Data published a few days earlier by the Council of Mortgage Lenders (CML) put gross lending for September at £12bn, down from £12.1bn in August and 7% lower than in September 2009. This represents a ten-year low, going back to September 2000, when gross lending was just £10bn.
Unsurprisingly, the lowest level of mortgage lending in a decade has caused fresh pessimism in the market as many analysts predict big price falls. Government cuts to spending and the public sector have clearly deterred buyers and sellers alike in a month that traditionally sees an autumn pick-up following the quieter summer month of August.
The head of lending at the mortgage broker Mortgage Advice Bureau, Brian Murphy said: “September’s figures are a shocker – down on August, usually the quietest month of the year, down on last September when we were still in the grips of recession, and no sign of the traditional post-summer bounce in mortgage activity, which doesn’t bode well for the rest of the year and early 2011.”
Commenting on behalf of the CML, Director General Michael Coogan said: “Lending volumes do not seem likely to increase substantially towards the end of the year.
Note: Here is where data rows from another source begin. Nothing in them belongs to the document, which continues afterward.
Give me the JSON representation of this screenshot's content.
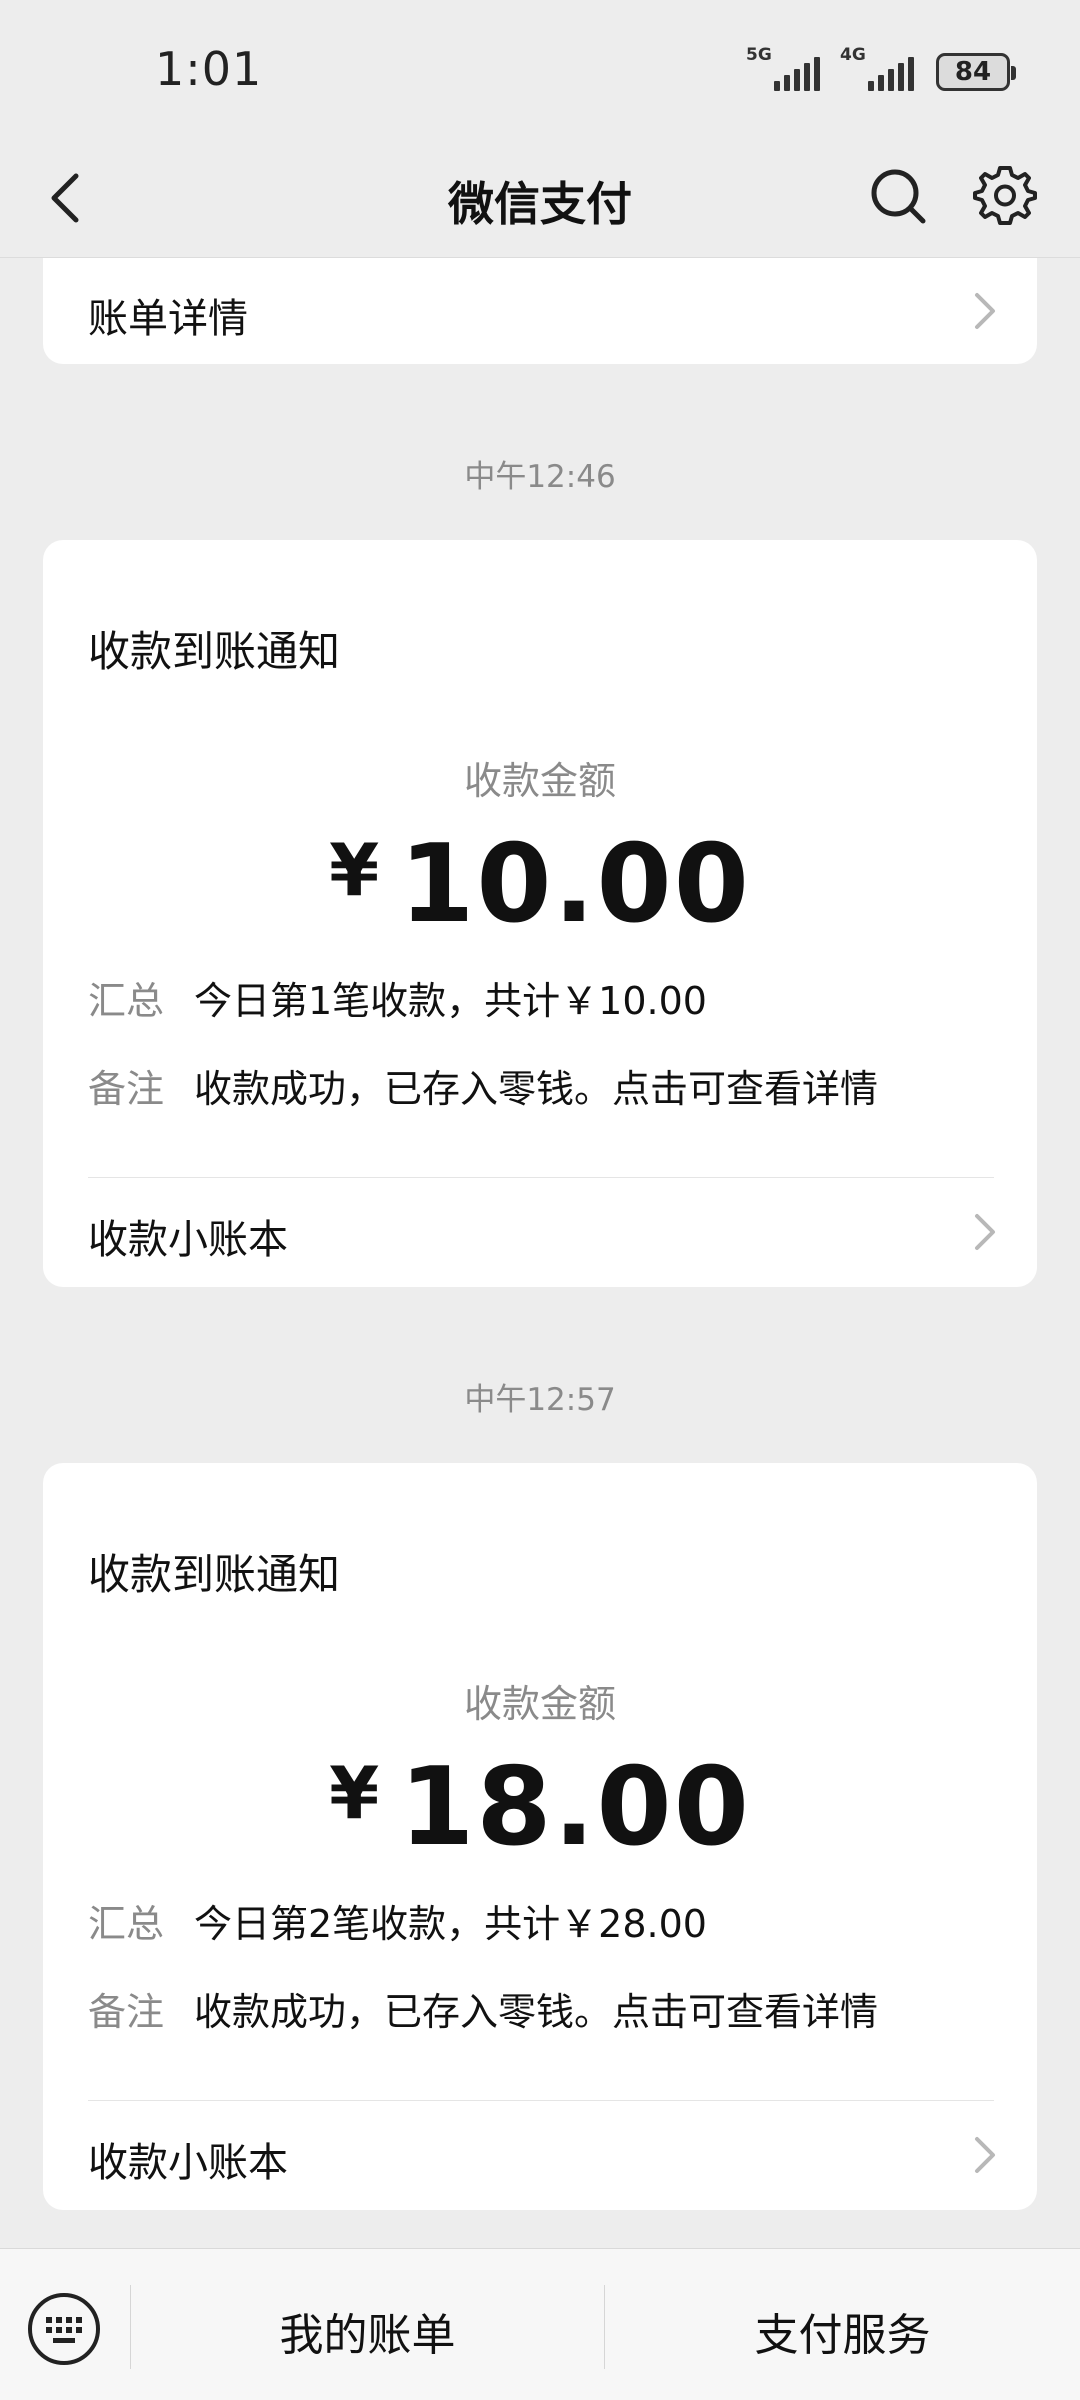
{
  "status": {
    "time": "1:01",
    "signal1": "5G",
    "signal2": "4G",
    "battery": "84"
  },
  "nav": {
    "title": "微信支付"
  },
  "bill_row": {
    "label": "账单详情"
  },
  "messages": [
    {
      "timestamp": "中午12:46",
      "title": "收款到账通知",
      "amount_label": "收款金额",
      "currency": "¥",
      "amount": "10.00",
      "summary_key": "汇总",
      "summary_val": "今日第1笔收款，共计￥10.00",
      "note_key": "备注",
      "note_val": "收款成功，已存入零钱。点击可查看详情",
      "footer": "收款小账本"
    },
    {
      "timestamp": "中午12:57",
      "title": "收款到账通知",
      "amount_label": "收款金额",
      "currency": "¥",
      "amount": "18.00",
      "summary_key": "汇总",
      "summary_val": "今日第2笔收款，共计￥28.00",
      "note_key": "备注",
      "note_val": "收款成功，已存入零钱。点击可查看详情",
      "footer": "收款小账本"
    }
  ],
  "bottom": {
    "left": "我的账单",
    "right": "支付服务"
  }
}
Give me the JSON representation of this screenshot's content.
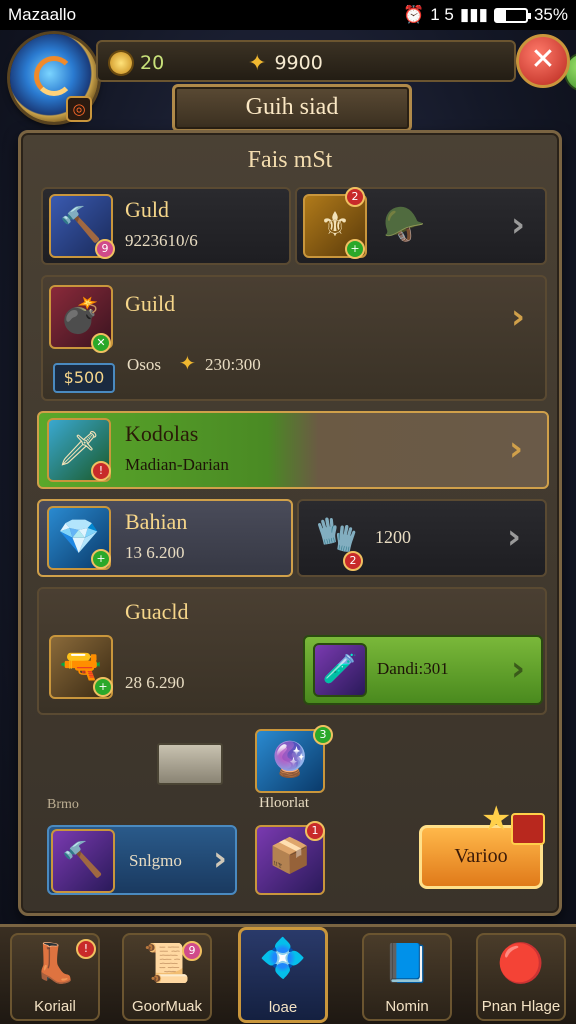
{
  "status": {
    "carrier": "Mazaallo",
    "time_text": "1 5",
    "battery": "35%"
  },
  "header": {
    "gems": "20",
    "gold": "9900",
    "title": "Guih siad"
  },
  "panel": {
    "title": "Fais mSt"
  },
  "rows": {
    "row1": {
      "name": "Guld",
      "value": "9223610/6"
    },
    "row2": {
      "name": "Guild",
      "tag": "$500",
      "desc": "Osos",
      "cost": "230:300"
    },
    "row3": {
      "name": "Kodolas",
      "sub": "Madian-Darian"
    },
    "row4": {
      "name": "Bahian",
      "value": "13 6.200",
      "right_value": "1200"
    },
    "row5": {
      "name": "Guacld",
      "value": "28 6.290",
      "button_label": "Dandi:301"
    }
  },
  "bottom_section": {
    "small_label": "Brmo",
    "item_label": "Hloorlat",
    "blue_button_label": "Snlgmo",
    "orange_button_label": "Varioo"
  },
  "nav": [
    {
      "label": "Koriail"
    },
    {
      "label": "GoorMuak"
    },
    {
      "label": "loae"
    },
    {
      "label": "Nomin"
    },
    {
      "label": "Pnan Hlage"
    }
  ],
  "colors": {
    "accent_gold": "#c9963c",
    "green": "#5aa82a",
    "close_red": "#b8281e"
  }
}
Funding pressures on lenders remain, and the practical implications of government and public spending cuts are beginning to emerge, with a resulting impact on consumer confidence.”
After the Government spending review, brokers had been braced for a slow autumn but the latest figures have taken most by surprise. This has lead to predictions of a “long hard winter” and potential price falls of 10% by certain brokers. The CML notes that although more property has come to market, the demand for property has fallen away due to an uncertain financial future.